(EXERCISE) Below are the records; count the lines in which "title" occurs and report only that number.

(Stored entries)
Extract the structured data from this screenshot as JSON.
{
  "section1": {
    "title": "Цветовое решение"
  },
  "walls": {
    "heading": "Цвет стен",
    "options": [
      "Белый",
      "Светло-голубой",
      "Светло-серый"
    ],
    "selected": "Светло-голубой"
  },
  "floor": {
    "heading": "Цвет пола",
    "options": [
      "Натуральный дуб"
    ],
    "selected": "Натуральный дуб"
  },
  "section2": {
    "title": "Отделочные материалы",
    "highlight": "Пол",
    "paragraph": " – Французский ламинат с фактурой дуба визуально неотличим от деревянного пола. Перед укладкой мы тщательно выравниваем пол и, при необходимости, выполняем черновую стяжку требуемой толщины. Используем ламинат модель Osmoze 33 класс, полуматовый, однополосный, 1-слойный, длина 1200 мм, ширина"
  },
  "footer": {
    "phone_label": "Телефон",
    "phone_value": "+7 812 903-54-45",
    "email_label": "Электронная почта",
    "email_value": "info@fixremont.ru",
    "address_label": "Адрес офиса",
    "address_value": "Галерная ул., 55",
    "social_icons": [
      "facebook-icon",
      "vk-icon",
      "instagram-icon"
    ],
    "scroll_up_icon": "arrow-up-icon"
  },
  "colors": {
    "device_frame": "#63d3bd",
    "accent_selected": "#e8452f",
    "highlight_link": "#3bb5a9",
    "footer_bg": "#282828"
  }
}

(RESULT OF THIS EXERCISE) 2